+++ INPUT FOR THIS TASK

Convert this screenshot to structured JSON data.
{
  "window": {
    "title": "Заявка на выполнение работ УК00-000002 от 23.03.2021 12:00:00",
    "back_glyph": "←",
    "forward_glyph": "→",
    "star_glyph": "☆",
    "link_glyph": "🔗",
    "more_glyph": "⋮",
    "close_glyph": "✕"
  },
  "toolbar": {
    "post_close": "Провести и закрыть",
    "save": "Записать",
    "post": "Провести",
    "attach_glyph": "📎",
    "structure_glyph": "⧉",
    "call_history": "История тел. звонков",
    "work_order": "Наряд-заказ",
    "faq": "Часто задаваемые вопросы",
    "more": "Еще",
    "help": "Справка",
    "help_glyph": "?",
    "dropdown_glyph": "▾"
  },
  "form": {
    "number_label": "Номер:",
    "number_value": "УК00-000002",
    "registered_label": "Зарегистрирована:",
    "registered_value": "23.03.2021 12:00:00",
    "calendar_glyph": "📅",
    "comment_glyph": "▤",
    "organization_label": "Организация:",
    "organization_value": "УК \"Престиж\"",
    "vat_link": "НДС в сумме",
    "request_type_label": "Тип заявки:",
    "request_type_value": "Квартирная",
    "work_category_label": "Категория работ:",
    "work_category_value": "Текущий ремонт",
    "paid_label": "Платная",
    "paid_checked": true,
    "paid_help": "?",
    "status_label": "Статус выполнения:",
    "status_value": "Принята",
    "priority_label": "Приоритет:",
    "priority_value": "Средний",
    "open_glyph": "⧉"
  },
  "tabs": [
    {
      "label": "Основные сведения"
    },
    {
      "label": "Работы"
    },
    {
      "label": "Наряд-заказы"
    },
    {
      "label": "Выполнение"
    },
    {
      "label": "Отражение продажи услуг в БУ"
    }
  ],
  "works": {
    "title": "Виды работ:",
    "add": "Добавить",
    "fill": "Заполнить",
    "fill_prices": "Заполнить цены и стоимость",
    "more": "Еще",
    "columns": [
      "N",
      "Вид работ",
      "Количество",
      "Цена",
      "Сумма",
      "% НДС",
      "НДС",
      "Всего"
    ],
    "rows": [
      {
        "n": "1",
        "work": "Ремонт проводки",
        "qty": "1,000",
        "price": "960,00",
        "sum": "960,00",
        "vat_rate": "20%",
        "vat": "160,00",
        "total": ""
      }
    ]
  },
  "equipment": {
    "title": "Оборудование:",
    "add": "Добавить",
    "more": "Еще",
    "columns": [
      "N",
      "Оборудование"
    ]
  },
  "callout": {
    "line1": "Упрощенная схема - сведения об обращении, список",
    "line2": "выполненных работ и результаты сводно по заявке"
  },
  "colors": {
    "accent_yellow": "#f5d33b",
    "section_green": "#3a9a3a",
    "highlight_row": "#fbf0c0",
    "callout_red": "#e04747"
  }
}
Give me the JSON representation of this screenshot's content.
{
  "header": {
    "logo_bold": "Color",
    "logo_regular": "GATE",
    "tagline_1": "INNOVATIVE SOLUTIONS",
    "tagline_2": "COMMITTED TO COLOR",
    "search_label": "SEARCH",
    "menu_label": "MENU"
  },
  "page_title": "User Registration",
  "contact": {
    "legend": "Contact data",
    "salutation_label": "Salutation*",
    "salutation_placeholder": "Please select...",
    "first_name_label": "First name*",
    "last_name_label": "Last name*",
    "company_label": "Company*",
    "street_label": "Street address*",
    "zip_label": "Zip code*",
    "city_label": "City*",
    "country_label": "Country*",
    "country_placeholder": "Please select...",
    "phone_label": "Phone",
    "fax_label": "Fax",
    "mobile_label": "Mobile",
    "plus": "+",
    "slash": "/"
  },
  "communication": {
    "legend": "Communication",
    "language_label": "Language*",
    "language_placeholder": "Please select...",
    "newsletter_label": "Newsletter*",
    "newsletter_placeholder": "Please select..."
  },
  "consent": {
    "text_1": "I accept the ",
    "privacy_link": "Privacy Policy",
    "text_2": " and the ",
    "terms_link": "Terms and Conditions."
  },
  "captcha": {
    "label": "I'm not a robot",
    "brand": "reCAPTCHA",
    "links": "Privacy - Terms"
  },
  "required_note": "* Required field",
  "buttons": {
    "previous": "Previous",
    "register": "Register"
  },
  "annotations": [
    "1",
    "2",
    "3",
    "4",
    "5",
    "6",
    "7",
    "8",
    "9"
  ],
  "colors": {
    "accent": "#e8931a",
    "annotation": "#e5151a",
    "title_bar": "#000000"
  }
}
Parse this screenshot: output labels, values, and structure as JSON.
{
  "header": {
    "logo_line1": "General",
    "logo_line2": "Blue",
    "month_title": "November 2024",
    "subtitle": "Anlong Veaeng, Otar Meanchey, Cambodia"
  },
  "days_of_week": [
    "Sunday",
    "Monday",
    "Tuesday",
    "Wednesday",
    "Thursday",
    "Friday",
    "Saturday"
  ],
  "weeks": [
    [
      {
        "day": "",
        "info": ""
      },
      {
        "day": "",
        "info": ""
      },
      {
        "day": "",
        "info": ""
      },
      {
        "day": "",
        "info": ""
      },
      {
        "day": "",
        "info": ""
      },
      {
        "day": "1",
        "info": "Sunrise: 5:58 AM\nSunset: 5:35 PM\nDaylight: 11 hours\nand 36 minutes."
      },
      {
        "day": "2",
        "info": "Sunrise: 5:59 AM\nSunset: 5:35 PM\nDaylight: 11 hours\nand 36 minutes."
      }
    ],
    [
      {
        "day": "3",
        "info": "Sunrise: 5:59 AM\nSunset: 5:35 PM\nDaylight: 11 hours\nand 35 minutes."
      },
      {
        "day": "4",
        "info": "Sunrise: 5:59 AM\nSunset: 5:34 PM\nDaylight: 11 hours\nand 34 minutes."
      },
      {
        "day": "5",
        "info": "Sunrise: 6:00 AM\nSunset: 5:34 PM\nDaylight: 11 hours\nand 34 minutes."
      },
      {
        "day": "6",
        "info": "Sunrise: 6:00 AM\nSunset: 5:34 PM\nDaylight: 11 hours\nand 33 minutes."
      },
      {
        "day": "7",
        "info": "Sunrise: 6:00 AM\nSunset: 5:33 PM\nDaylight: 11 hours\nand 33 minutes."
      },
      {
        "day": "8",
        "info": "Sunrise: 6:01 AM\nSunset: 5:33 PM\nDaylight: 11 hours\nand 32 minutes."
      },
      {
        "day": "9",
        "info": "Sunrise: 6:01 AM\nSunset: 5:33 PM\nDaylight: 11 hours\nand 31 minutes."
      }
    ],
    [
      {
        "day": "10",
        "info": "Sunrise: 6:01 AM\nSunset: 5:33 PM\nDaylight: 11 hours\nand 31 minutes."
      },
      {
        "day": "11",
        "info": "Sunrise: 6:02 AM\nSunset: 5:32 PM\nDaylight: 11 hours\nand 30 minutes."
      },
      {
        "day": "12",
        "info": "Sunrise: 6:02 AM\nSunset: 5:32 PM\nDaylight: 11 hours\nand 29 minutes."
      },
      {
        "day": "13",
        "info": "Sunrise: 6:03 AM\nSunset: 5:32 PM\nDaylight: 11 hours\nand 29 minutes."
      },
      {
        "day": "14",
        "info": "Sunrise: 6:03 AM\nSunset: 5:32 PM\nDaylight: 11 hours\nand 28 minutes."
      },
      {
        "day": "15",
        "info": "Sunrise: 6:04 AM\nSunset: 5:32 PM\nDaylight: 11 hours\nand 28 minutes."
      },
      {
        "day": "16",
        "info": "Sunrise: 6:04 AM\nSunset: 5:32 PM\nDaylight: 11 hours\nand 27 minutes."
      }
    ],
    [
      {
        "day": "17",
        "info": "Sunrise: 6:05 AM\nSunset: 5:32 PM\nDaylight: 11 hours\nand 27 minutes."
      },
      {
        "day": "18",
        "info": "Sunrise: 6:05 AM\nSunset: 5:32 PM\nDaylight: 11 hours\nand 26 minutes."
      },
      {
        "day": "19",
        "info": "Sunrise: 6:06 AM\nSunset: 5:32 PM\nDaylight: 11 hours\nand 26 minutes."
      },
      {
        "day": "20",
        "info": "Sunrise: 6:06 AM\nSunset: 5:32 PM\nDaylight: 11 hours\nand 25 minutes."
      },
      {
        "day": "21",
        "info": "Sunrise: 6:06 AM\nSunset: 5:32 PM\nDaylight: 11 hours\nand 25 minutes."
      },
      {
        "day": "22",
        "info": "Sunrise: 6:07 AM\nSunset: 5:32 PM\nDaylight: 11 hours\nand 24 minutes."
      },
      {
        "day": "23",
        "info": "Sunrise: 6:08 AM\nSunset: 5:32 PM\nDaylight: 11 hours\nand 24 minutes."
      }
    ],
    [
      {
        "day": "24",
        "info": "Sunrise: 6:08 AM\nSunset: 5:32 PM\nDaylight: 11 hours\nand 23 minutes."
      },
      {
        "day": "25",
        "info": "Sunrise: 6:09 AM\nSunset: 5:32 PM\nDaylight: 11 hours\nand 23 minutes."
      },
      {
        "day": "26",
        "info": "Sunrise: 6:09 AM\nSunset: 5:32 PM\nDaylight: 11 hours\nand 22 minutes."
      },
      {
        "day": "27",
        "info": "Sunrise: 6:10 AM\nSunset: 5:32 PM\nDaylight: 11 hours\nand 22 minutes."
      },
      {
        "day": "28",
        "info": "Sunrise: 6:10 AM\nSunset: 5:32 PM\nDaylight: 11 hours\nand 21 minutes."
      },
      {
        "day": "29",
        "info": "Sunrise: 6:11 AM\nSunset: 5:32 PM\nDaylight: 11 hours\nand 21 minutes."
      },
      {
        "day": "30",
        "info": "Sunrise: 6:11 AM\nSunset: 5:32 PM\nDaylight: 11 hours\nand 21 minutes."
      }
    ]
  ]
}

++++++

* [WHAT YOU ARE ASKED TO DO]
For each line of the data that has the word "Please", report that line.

* [ANSWER FOR THIS EXERCISE]
    "salutation_placeholder": "Please select...",
    "country_placeholder": "Please select...",
    "language_placeholder": "Please select...",
    "newsletter_placeholder": "Please select..."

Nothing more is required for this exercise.